> What you should do: Please restate the data that follows, leaving every word in place.

(Stored items from a collection)
--------------------

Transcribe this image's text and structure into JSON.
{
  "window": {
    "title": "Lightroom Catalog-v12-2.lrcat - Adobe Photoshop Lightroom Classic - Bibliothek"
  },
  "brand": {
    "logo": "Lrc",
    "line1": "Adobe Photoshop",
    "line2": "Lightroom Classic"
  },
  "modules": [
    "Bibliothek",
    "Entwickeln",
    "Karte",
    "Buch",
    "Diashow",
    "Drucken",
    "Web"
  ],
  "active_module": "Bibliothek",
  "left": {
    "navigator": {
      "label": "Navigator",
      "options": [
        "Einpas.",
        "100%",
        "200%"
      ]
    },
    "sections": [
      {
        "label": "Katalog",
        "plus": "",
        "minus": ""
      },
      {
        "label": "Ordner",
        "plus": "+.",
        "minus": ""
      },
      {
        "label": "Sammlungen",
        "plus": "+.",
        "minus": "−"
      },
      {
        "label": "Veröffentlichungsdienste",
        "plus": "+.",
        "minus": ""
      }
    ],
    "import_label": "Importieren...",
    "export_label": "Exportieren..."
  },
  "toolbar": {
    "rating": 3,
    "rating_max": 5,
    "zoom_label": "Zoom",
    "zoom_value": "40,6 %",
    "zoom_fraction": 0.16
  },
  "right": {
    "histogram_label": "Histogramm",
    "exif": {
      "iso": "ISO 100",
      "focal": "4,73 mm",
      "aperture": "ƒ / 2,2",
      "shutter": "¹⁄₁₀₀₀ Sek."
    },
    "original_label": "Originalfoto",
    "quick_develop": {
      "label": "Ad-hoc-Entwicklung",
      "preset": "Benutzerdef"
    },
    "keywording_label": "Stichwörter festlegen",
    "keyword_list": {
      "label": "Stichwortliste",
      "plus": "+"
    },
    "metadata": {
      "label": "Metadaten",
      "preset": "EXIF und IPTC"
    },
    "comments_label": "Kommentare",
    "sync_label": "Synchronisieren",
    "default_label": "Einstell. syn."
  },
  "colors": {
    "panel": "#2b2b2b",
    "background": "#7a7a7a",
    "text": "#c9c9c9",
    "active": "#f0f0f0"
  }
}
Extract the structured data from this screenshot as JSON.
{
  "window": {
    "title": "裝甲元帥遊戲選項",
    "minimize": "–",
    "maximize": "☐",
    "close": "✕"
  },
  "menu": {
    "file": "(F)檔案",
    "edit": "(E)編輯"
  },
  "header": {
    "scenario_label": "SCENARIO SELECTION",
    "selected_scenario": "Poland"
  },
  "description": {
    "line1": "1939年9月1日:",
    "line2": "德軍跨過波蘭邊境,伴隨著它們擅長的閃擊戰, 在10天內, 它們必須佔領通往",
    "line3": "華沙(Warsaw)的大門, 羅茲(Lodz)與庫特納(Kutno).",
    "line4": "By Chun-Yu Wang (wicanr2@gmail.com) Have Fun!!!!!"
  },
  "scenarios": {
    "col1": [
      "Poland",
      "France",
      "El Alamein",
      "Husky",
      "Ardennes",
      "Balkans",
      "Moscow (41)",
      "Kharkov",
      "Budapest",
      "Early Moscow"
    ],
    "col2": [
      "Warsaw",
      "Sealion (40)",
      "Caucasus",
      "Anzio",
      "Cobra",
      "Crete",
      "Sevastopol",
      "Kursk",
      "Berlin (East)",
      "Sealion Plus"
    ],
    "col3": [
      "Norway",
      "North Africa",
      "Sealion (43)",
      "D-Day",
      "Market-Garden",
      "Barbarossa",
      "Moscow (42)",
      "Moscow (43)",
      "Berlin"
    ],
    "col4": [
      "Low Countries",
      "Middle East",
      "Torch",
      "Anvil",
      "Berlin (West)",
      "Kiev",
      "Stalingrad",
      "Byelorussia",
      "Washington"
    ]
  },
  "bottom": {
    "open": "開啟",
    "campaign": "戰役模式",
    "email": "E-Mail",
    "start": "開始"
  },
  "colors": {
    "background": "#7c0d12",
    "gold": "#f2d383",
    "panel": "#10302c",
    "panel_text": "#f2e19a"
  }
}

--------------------

> Answer box:
Transcribe this image's text and structure into JSON.
{
  "window": {
    "title": "Lightroom Catalog-v12-2.lrcat - Adobe Photoshop Lightroom Classic - Bibliothek"
  },
  "brand": {
    "logo": "Lrc",
    "line1": "Adobe Photoshop",
    "line2": "Lightroom Classic"
  },
  "modules": [
    "Bibliothek",
    "Entwickeln",
    "Karte",
    "Buch",
    "Diashow",
    "Drucken",
    "Web"
  ],
  "active_module": "Bibliothek",
  "left": {
    "navigator": {
      "label": "Navigator",
      "options": [
        "Einpas.",
        "100%",
        "200%"
      ]
    },
    "sections": [
      {
        "label": "Katalog",
        "plus": "",
        "minus": ""
      },
      {
        "label": "Ordner",
        "plus": "+.",
        "minus": ""
      },
      {
        "label": "Sammlungen",
        "plus": "+.",
        "minus": "−"
      },
      {
        "label": "Veröffentlichungsdienste",
        "plus": "+.",
        "minus": ""
      }
    ],
    "import_label": "Importieren...",
    "export_label": "Exportieren..."
  },
  "toolbar": {
    "rating": 3,
    "rating_max": 5,
    "zoom_label": "Zoom",
    "zoom_value": "40,6 %",
    "zoom_fraction": 0.16
  },
  "right": {
    "histogram_label": "Histogramm",
    "exif": {
      "iso": "ISO 100",
      "focal": "4,73 mm",
      "aperture": "ƒ / 2,2",
      "shutter": "¹⁄₁₀₀₀ Sek."
    },
    "original_label": "Originalfoto",
    "quick_develop": {
      "label": "Ad-hoc-Entwicklung",
      "preset": "Benutzerdef"
    },
    "keywording_label": "Stichwörter festlegen",
    "keyword_list": {
      "label": "Stichwortliste",
      "plus": "+"
    },
    "metadata": {
      "label": "Metadaten",
      "preset": "EXIF und IPTC"
    },
    "comments_label": "Kommentare",
    "sync_label": "Synchronisieren",
    "default_label": "Einstell. syn."
  },
  "colors": {
    "panel": "#2b2b2b",
    "background": "#7a7a7a",
    "text": "#c9c9c9",
    "active": "#f0f0f0"
  }
}
Extract the structured data from this screenshot as JSON.
{
  "window": {
    "title": "裝甲元帥遊戲選項",
    "minimize": "–",
    "maximize": "☐",
    "close": "✕"
  },
  "menu": {
    "file": "(F)檔案",
    "edit": "(E)編輯"
  },
  "header": {
    "scenario_label": "SCENARIO SELECTION",
    "selected_scenario": "Poland"
  },
  "description": {
    "line1": "1939年9月1日:",
    "line2": "德軍跨過波蘭邊境,伴隨著它們擅長的閃擊戰, 在10天內, 它們必須佔領通往",
    "line3": "華沙(Warsaw)的大門, 羅茲(Lodz)與庫特納(Kutno).",
    "line4": "By Chun-Yu Wang (wicanr2@gmail.com) Have Fun!!!!!"
  },
  "scenarios": {
    "col1": [
      "Poland",
      "France",
      "El Alamein",
      "Husky",
      "Ardennes",
      "Balkans",
      "Moscow (41)",
      "Kharkov",
      "Budapest",
      "Early Moscow"
    ],
    "col2": [
      "Warsaw",
      "Sealion (40)",
      "Caucasus",
      "Anzio",
      "Cobra",
      "Crete",
      "Sevastopol",
      "Kursk",
      "Berlin (East)",
      "Sealion Plus"
    ],
    "col3": [
      "Norway",
      "North Africa",
      "Sealion (43)",
      "D-Day",
      "Market-Garden",
      "Barbarossa",
      "Moscow (42)",
      "Moscow (43)",
      "Berlin"
    ],
    "col4": [
      "Low Countries",
      "Middle East",
      "Torch",
      "Anvil",
      "Berlin (West)",
      "Kiev",
      "Stalingrad",
      "Byelorussia",
      "Washington"
    ]
  },
  "bottom": {
    "open": "開啟",
    "campaign": "戰役模式",
    "email": "E-Mail",
    "start": "開始"
  },
  "colors": {
    "background": "#7c0d12",
    "gold": "#f2d383",
    "panel": "#10302c",
    "panel_text": "#f2e19a"
  }
}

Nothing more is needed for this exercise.